But how would he communicate with Europeans? Sauma knew many languages now. But Italian, German, French, and English were not among them. He had picked up Persian though. And the flourishing trade between Europe and Persia meant there were many merchants who could translate for him.
As for office, Sauma was officially an ambassador. And he was a close personal friend of the Nestorian Patriarch, Mar Yaballaha. Indeed, he’d been instrumental in his selection. While Sauma waited for the paths East to open so he could fulfill his role as ambassador to Khubilai Khan’s court, Yaballaha had made Sauma his chief of staff.
Arghun couldn’t ask Sauma directly if he’d take on the embassy West. He had to go through proper channels and asked Yaballaha for his counsel on who to send. The Patriarch suggested his friend Sauma, then immediately regretted it. This would be the first time for many years they’d been separated. Yaballaha leaned on Sauma’s wisdom in leading the Nestorian Church. He’d be greatly missed. Though Sauma’s record doesn’t say so, he must have needed some persuading as well. But the travel and adventure bug his young protégé Markos, the now Patriarch Mar Yaballaha, had infected him with years before in their isolated cave in the Fang Mountains of China took over. Their main ambition to visit Jerusalem and the birthplace of Christianity was thwarted by the Mamluk presence there. The next best thing would be to visit the headquarters of both the Eastern Orthodox Church in Constantinople and the Roman Catholic Church in Rome. If he could pull it off, Sauma would have the singular privilege of having visited the HQ’s of the 3 main branches of the Church. And not just as a pilgrim, but as an official envoy. Someone granted access to see the most sacred places of the Faith after the Holy Land itself.

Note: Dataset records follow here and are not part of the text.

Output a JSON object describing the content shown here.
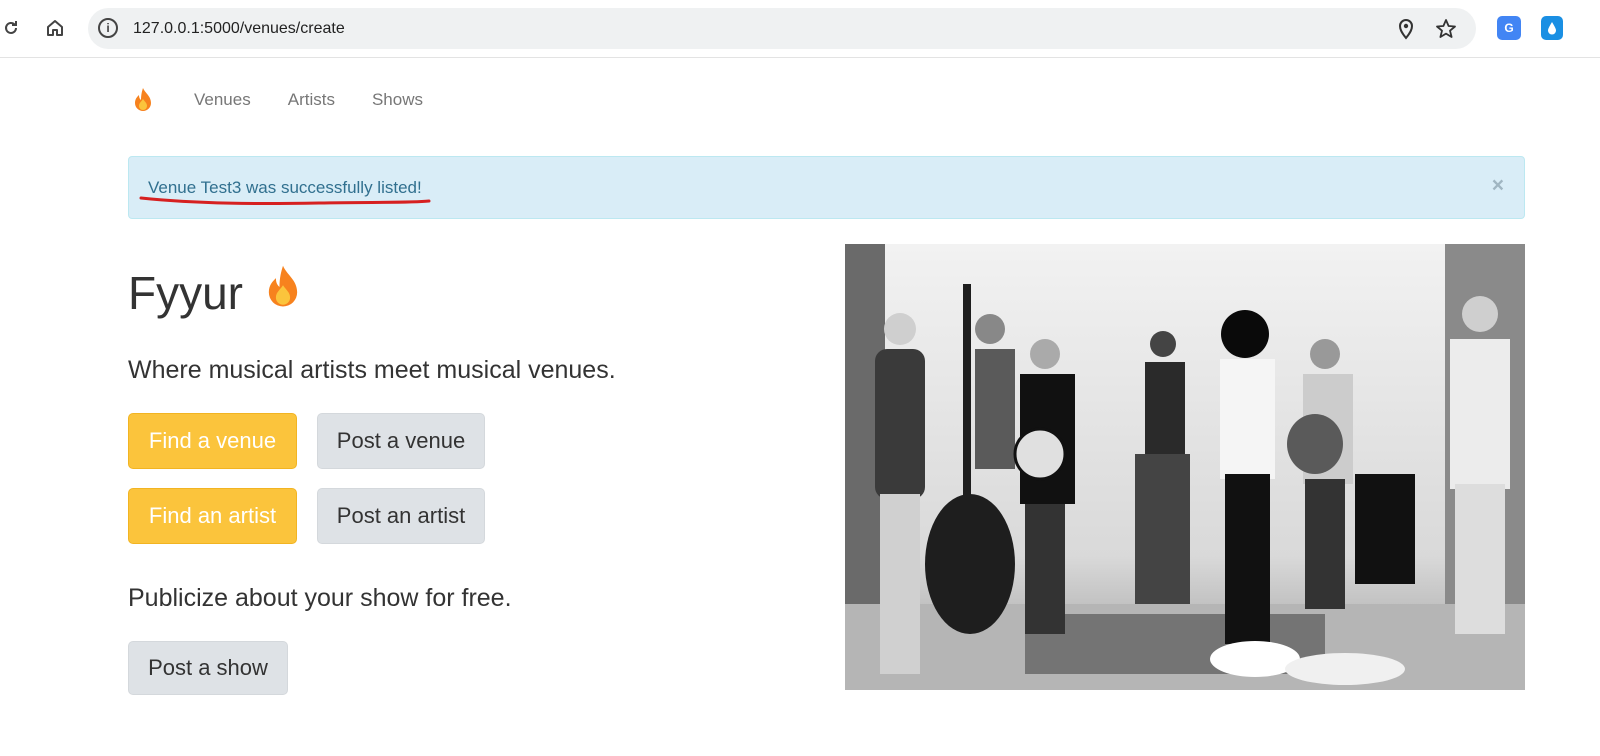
{
  "browser": {
    "url": "127.0.0.1:5000/venues/create",
    "icons": [
      "reload-icon",
      "home-icon",
      "site-info-icon",
      "location-icon",
      "bookmark-star-icon",
      "google-translate-icon",
      "extension-drop-icon"
    ]
  },
  "nav": {
    "brand_icon": "flame-icon",
    "items": [
      {
        "label": "Venues"
      },
      {
        "label": "Artists"
      },
      {
        "label": "Shows"
      }
    ]
  },
  "alert": {
    "message": "Venue Test3 was successfully listed!",
    "close_label": "×",
    "bg_color": "#d9edf7",
    "text_color": "#31708f",
    "annotation_color": "#d62020"
  },
  "hero": {
    "title": "Fyyur",
    "tagline": "Where musical artists meet musical venues.",
    "buttons": {
      "find_venue": "Find a venue",
      "post_venue": "Post a venue",
      "find_artist": "Find an artist",
      "post_artist": "Post an artist"
    },
    "publicize": "Publicize about your show for free.",
    "post_show": "Post a show"
  },
  "colors": {
    "warning": "#fbc43c",
    "default_button": "#dee2e6",
    "flame_outer": "#f7821e",
    "flame_inner": "#fbc43c"
  }
}
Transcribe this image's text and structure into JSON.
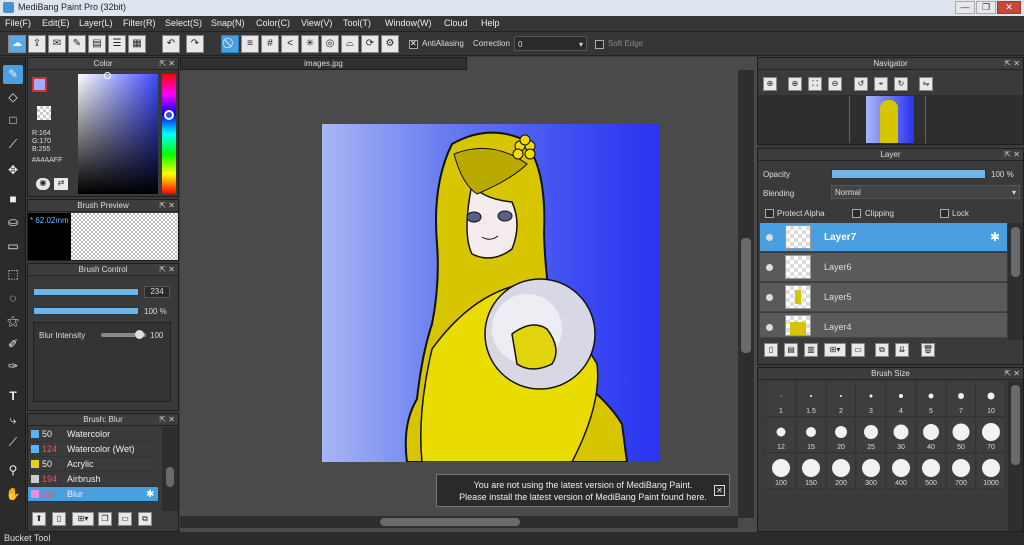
{
  "window": {
    "title": "MediBang Paint Pro (32bit)",
    "min": "—",
    "max": "❐",
    "close": "✕"
  },
  "menu": [
    "File(F)",
    "Edit(E)",
    "Layer(L)",
    "Filter(R)",
    "Select(S)",
    "Snap(N)",
    "Color(C)",
    "View(V)",
    "Tool(T)",
    "Window(W)",
    "Cloud",
    "Help"
  ],
  "toolbar": {
    "antialiasing_label": "AntiAliasing",
    "correction_label": "Correction",
    "correction_value": "0",
    "soft_edge_label": "Soft Edge"
  },
  "color_panel": {
    "title": "Color",
    "r": "R:164",
    "g": "G:170",
    "b": "B:255",
    "hex": "#A4AAFF",
    "fg": "#A4AAFF"
  },
  "brush_preview": {
    "title": "Brush Preview",
    "size": "* 62.02mm"
  },
  "brush_control": {
    "title": "Brush Control",
    "size_value": "234",
    "opacity_value": "100 %",
    "blur_label": "Blur Intensity",
    "blur_value": "100"
  },
  "brush_list": {
    "title": "Brush: Blur",
    "items": [
      {
        "size": "50",
        "name": "Watercolor",
        "color": "#5ab4ef",
        "size_color": "#eeeeee"
      },
      {
        "size": "124",
        "name": "Watercolor (Wet)",
        "color": "#5ab4ef",
        "size_color": "#e85b5b"
      },
      {
        "size": "50",
        "name": "Acrylic",
        "color": "#e6d21e",
        "size_color": "#eeeeee"
      },
      {
        "size": "194",
        "name": "Airbrush",
        "color": "#cccccc",
        "size_color": "#e85b5b"
      },
      {
        "size": "234",
        "name": "Blur",
        "color": "#e88ee0",
        "size_color": "#e85b5b"
      }
    ]
  },
  "canvas": {
    "tab": "images.jpg"
  },
  "notice": {
    "line1": "You are not using the latest version of MediBang Paint.",
    "line2": "Please install the latest version of MediBang Paint found here."
  },
  "navigator": {
    "title": "Navigator"
  },
  "layer_panel": {
    "title": "Layer",
    "opacity_label": "Opacity",
    "opacity_value": "100 %",
    "blending_label": "Blending",
    "blending_value": "Normal",
    "protect_alpha": "Protect Alpha",
    "clipping": "Clipping",
    "lock": "Lock",
    "layers": [
      "Layer7",
      "Layer6",
      "Layer5",
      "Layer4"
    ]
  },
  "brush_size": {
    "title": "Brush Size",
    "sizes": [
      "1",
      "1.5",
      "2",
      "3",
      "4",
      "5",
      "7",
      "10",
      "12",
      "15",
      "20",
      "25",
      "30",
      "40",
      "50",
      "70",
      "100",
      "150",
      "200",
      "300",
      "400",
      "500",
      "700",
      "1000"
    ]
  },
  "status": {
    "text": "Bucket Tool"
  }
}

So, Sauma agreed. Yes—He’d be Arghun’s embassy to Europe.
Sauma thus becomes the Mongol’s first ambassador to meet a European monarch, He’s the first Chinese to write an account of his travels to the West.
Arghun gave him written communications and gifts to pass along to the Byzantine Emperor, the Pope, and the kings of France and England. He gave him gold for the journey, a caravan of attendants, and the all-important letters-patent, the forerunners of the modern passport, that ensured Sauma’s safe passage.
Sadly, we don’t have Sauma’s own account of his travels. What we have is an early translation of it into Syriac. The monk who did it appears to have edited Sauma’s account so that while it gives detailed descriptions of the holy sites Sauma visited it skims over the diplomatic aspects of his mission. So there’s no account of the contents of the letters Arghun sent West. Sauma’s impressions of Europe are all highly abbreviated. The translator was only interested in the religious aspects of Sauma’s account and only includes an outline for context in those religious moments.
We’ll pick it up here in the next episode, as Sauma embarks on his journey West.